►
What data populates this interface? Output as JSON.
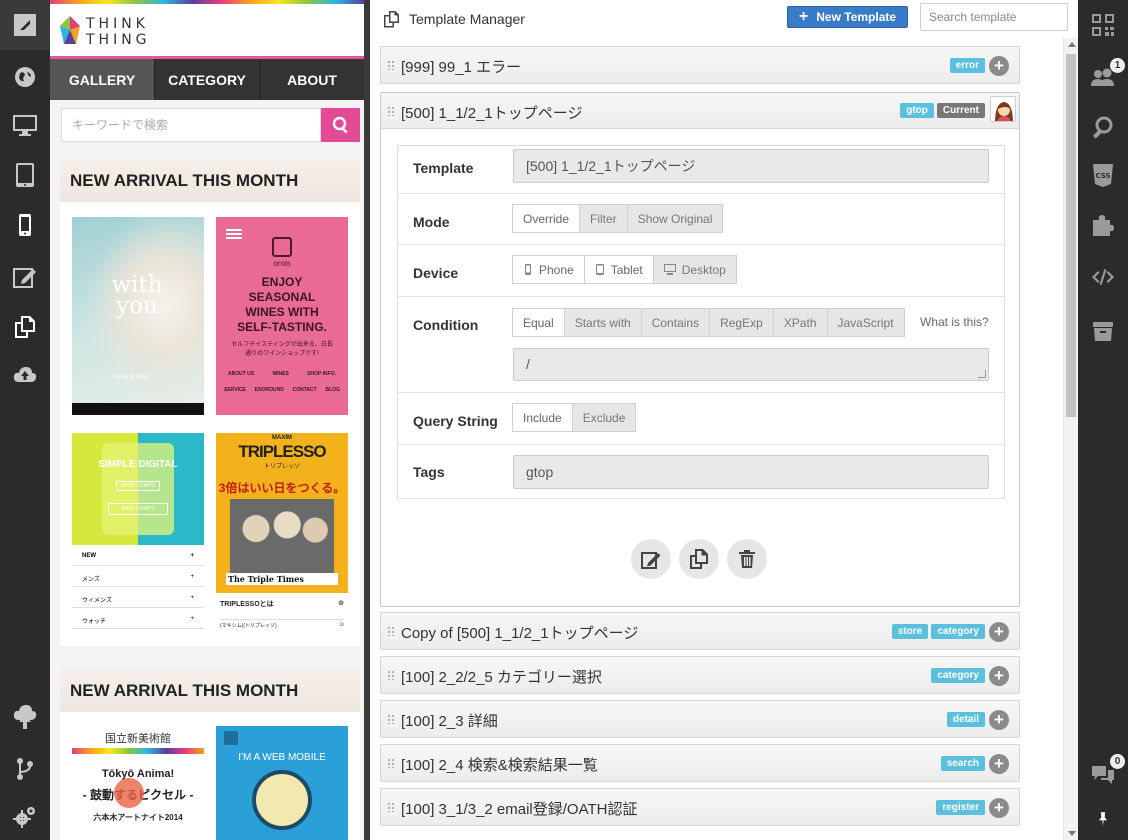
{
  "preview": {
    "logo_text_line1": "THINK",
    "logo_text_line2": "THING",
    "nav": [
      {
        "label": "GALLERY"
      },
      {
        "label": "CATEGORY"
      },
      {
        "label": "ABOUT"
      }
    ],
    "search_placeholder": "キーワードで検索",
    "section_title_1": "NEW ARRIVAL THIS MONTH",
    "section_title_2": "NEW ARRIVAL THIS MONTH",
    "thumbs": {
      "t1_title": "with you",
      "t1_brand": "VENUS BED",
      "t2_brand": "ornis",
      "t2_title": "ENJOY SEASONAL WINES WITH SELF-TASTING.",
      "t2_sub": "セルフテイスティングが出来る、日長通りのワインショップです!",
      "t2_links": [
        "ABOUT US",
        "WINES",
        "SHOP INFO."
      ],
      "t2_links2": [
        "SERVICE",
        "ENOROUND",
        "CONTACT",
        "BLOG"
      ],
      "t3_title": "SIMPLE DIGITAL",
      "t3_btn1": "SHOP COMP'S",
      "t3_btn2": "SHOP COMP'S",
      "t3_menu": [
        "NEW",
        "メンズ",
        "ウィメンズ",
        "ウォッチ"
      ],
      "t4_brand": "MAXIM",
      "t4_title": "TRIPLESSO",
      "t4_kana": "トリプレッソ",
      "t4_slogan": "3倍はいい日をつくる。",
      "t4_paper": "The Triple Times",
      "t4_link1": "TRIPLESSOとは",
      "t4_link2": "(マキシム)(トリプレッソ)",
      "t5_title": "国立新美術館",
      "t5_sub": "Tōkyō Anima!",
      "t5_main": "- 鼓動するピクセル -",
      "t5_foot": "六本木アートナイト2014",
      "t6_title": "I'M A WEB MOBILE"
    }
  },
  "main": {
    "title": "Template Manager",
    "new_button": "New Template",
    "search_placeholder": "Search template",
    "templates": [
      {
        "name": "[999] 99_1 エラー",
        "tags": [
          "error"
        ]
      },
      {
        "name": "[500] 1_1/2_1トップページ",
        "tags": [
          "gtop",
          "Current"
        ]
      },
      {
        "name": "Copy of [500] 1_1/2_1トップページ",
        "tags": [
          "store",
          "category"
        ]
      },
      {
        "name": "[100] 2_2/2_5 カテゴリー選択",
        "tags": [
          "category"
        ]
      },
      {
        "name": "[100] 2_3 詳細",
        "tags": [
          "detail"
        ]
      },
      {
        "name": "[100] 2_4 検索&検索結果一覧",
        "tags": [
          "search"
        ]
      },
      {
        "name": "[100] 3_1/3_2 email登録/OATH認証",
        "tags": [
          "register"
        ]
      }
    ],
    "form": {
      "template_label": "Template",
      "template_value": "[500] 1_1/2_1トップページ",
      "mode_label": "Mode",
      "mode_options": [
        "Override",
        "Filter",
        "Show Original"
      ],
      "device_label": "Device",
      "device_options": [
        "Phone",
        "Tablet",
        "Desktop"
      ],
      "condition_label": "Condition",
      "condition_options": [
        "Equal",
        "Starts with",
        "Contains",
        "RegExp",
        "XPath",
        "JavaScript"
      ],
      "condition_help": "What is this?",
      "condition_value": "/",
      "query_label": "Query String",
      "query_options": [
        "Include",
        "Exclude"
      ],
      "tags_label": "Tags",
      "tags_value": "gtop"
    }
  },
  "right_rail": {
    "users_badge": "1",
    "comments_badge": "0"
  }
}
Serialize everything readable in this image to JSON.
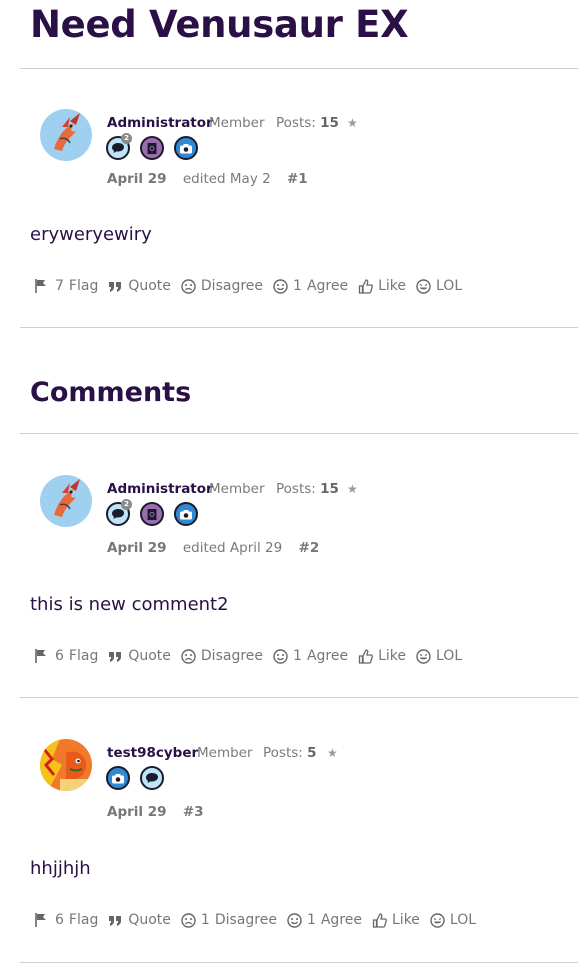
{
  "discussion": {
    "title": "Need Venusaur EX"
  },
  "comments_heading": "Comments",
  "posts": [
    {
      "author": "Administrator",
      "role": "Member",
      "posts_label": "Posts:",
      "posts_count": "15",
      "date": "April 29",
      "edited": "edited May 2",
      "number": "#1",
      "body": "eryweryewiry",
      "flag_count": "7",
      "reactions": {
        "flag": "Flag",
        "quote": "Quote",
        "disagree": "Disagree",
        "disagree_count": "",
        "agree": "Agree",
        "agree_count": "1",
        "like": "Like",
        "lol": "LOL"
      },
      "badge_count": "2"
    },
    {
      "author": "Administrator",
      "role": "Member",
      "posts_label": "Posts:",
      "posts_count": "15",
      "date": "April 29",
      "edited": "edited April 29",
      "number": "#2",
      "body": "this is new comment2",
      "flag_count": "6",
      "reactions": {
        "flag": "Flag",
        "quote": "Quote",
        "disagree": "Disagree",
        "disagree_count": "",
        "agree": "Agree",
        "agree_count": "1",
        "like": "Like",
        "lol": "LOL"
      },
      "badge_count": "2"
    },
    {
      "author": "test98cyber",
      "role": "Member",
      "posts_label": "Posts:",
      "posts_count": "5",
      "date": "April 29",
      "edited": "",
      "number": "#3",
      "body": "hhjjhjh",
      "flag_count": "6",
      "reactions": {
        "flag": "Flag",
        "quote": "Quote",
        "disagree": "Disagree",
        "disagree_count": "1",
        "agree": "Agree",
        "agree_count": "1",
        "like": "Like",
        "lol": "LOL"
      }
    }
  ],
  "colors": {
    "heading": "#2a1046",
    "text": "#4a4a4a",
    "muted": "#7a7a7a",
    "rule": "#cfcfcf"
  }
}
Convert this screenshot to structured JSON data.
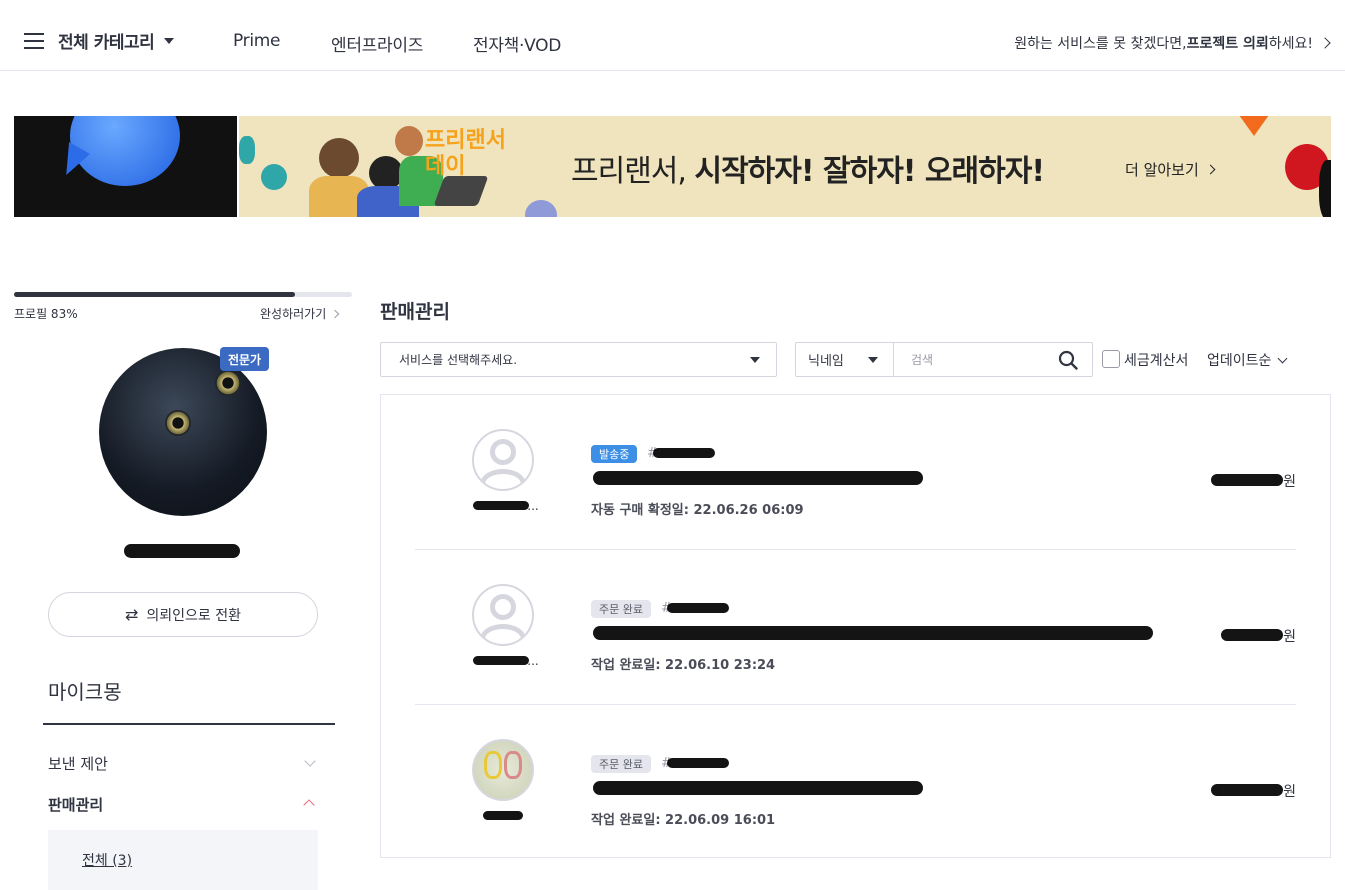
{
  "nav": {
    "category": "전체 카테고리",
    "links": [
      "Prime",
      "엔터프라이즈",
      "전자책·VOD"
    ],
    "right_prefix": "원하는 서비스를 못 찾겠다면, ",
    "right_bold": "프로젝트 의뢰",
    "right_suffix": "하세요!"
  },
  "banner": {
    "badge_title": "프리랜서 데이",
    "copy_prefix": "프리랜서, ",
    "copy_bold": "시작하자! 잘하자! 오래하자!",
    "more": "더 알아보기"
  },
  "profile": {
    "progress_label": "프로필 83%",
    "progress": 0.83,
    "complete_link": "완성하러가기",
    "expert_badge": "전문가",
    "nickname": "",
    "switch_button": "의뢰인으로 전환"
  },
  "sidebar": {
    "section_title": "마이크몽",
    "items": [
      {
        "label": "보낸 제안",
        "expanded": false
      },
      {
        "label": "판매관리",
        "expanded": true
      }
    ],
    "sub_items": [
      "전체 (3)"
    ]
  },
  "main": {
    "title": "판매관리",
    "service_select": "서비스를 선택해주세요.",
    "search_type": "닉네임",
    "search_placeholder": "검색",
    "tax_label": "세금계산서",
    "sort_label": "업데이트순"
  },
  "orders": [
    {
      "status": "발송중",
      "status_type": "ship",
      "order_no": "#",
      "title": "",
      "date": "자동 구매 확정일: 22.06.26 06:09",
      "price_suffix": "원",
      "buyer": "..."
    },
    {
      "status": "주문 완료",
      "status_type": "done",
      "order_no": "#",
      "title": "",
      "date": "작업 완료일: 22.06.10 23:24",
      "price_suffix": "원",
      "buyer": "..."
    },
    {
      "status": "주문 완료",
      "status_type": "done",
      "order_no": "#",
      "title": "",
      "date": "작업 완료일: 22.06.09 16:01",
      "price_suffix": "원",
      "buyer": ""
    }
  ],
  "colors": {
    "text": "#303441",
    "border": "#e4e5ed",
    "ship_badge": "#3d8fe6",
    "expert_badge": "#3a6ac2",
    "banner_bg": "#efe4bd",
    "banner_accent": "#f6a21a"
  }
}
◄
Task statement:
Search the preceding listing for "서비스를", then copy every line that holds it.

Exercise solution:
    "right_prefix": "원하는 서비스를 못 찾겠다면, ",
    "service_select": "서비스를 선택해주세요.",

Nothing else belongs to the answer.